revealed to James the intended attack on Brest
exceeds, to our thinking, almost any infamy recorded
in history. Lord Macaulay's estimate of Marlborough
is much the same as that formed by a great writer of
our day, who, though not a professed historian, is, we
suspect, as shrewd a judge of the men of the past, as
he has shown himself to be of the men of the present.
So, too, with regard to Claverhouse, the similarity
between the portraiture drawn by Macaulay and the
portraiture drawn by Scott is very striking. The
judgments passed upon the character are widely dif-
ferent ; but the representations given of the character
are very much the same. The historian considers DO
amount of courage and ability should win forgiveness
for wilful oppression, for utter contempt for the rights,
and utter callousness to the sufferings of others.

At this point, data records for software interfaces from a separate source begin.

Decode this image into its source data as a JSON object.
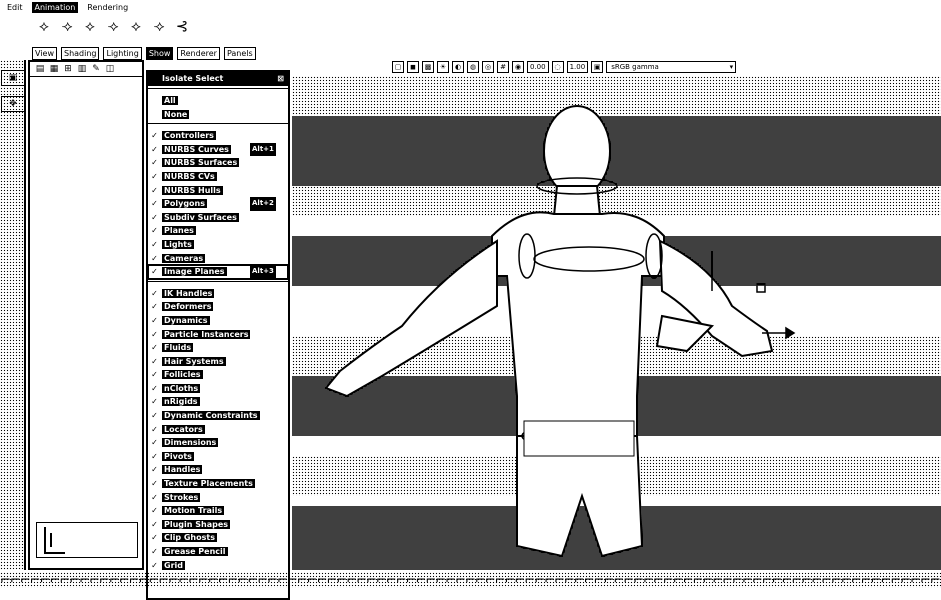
{
  "menubar": {
    "items": [
      {
        "label": "Edit",
        "active": false
      },
      {
        "label": "Animation",
        "active": true
      },
      {
        "label": "Rendering",
        "active": false
      }
    ]
  },
  "panel_menus": [
    {
      "label": "View",
      "open": false
    },
    {
      "label": "Shading",
      "open": false
    },
    {
      "label": "Lighting",
      "open": false
    },
    {
      "label": "Show",
      "open": true
    },
    {
      "label": "Renderer",
      "open": false
    },
    {
      "label": "Panels",
      "open": false
    }
  ],
  "show_menu": {
    "title": "Isolate Select",
    "items_top": [
      {
        "label": "All",
        "checked": false
      },
      {
        "label": "None",
        "checked": false
      }
    ],
    "items": [
      {
        "label": "Controllers",
        "checked": true,
        "hotkey": ""
      },
      {
        "label": "NURBS Curves",
        "checked": true,
        "hotkey": "Alt+1"
      },
      {
        "label": "NURBS Surfaces",
        "checked": true,
        "hotkey": ""
      },
      {
        "label": "NURBS CVs",
        "checked": true,
        "hotkey": ""
      },
      {
        "label": "NURBS Hulls",
        "checked": true,
        "hotkey": ""
      },
      {
        "label": "Polygons",
        "checked": true,
        "hotkey": "Alt+2"
      },
      {
        "label": "Subdiv Surfaces",
        "checked": true,
        "hotkey": ""
      },
      {
        "label": "Planes",
        "checked": true,
        "hotkey": ""
      },
      {
        "label": "Lights",
        "checked": true,
        "hotkey": ""
      },
      {
        "label": "Cameras",
        "checked": true,
        "hotkey": ""
      },
      {
        "label": "Image Planes",
        "checked": true,
        "hotkey": "Alt+3",
        "highlighted": true
      }
    ],
    "items_bottom": [
      {
        "label": "IK Handles",
        "checked": true
      },
      {
        "label": "Deformers",
        "checked": true
      },
      {
        "label": "Dynamics",
        "checked": true
      },
      {
        "label": "Particle Instancers",
        "checked": true
      },
      {
        "label": "Fluids",
        "checked": true
      },
      {
        "label": "Hair Systems",
        "checked": true
      },
      {
        "label": "Follicles",
        "checked": true
      },
      {
        "label": "nCloths",
        "checked": true
      },
      {
        "label": "nRigids",
        "checked": true
      },
      {
        "label": "Dynamic Constraints",
        "checked": true
      },
      {
        "label": "Locators",
        "checked": true
      },
      {
        "label": "Dimensions",
        "checked": true
      },
      {
        "label": "Pivots",
        "checked": true
      },
      {
        "label": "Handles",
        "checked": true
      },
      {
        "label": "Texture Placements",
        "checked": true
      },
      {
        "label": "Strokes",
        "checked": true
      },
      {
        "label": "Motion Trails",
        "checked": true
      },
      {
        "label": "Plugin Shapes",
        "checked": true
      },
      {
        "label": "Clip Ghosts",
        "checked": true
      },
      {
        "label": "Grease Pencil",
        "checked": true
      },
      {
        "label": "Grid",
        "checked": true
      }
    ]
  },
  "viewport_toolbar": {
    "field_a": "0.00",
    "field_b": "1.00",
    "colorspace": "sRGB gamma"
  }
}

The


novelist, less judicial and more imaginative, forgets
the bad citizen and the cruel oppressor in the distin-
guished soldier, and the faithful adherent to a fallen
dynasty. Yet, as the historian admits the professional
ability, so the novelist does not conceal the hardness
of heart. Claverhouse paints his own character in a
conversation with Morton during the celebrated ride
from Drumshinnel to Edinburgh. The total want of
conscience and the absolute indifference to human life
which he there avows, is more than sufficient to justify
any condemnation.

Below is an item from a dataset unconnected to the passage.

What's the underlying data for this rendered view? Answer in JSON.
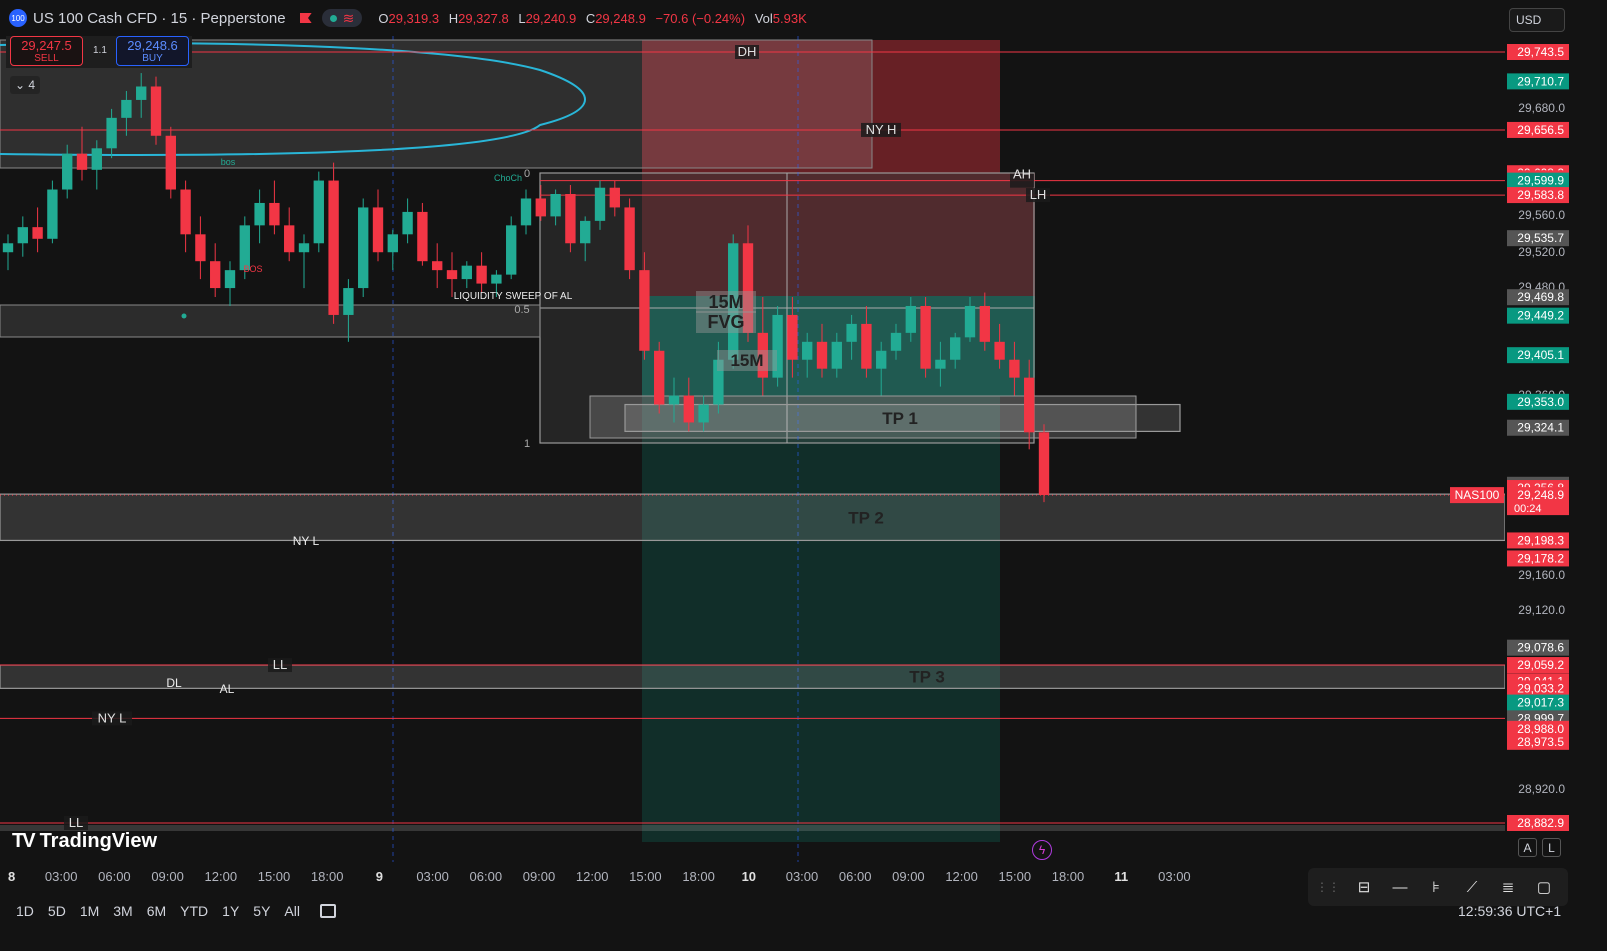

Every reader remembers the Marlborough of
Esmond ; but some may have forgotten the following
passage in the lecture on the first George :

" We are not the historic muse, but her ladyship's atten-
dant, tale-bearer, valet de chambre for whom no man is a
hero ; and as yonder one steps from his carriage to the next
handy conveyance, we take the number of the hack ; we
look all over his stars, ribbons, embroidery ; we think
within ourselves, you unfathomable schemer ! you war-
rior invincible ! O you beautiful smiling Judas ! What
master would you not kiss or betray? What traitor's
head, blackening on the spikes on yonder gate, e'er hatched
a tithe of the treason which has worked under your peri-

"What have we to set against all this ? That he was
a man of surpassing ability, and very fond of his wife.
As to the latter plea, we can only say that nothing
else was to be expected from his singular prudence.
It was even more important to be on good terms with
his imperious spouse, than with the Dutch deputies.
But, though his wife may have been beholden to him
for his love and obedience, we cannot see that his
country was. Let us cheerfully award him all praise
as a complaisant husband. Yet meditations on the
domestic happiness of Duchess Sarah would have


afforded but insufficient consolation to the dying
Talmash. This plea is simply childish, but the former
opens up a wide subject. As an administrator, Marl-
borough might have rivalled Kichelieu ; as a warrior,
he excelled Conde. Are all his crimes to be, on that
account, forgiven 1 Is history thus to make intellect
her god ? The question is not unworthy of a little

Our most popular living historian has announced
the doctrine, that force of character covers all sins.
Completed success requires unreserved honour; the
energy which deserves, though it may fail to command
success, obtains respectful admiration. A man who
achieved the heights of Cromwell can have committed
no fault ; our sympathies are asked even for the im-
perfect career of Mirabeau. The greatest work of this
new philosophy has been the glorification of Frederic
Wilhelm. When that Amiable monarch deserts his allies
in a peculiarly blackguard manner, he is described as
" advancing in circuits spirally, with his own reason-
able private aim sun-clear to him all the time." When
he shoots the companion of his son's flight, and is
hardly restrained, by the outcry of all Europe, from
shooting his son, we are told that we are not yet
sufficiently enlightened to pass a judgment on the
proceeding. So, too, when Cromwell sullies his fame
by the butcheries of Wexford and Drogheda, he is

Online LibraryHenry H LancasterEssays and reviews → online text (page 16 of 38)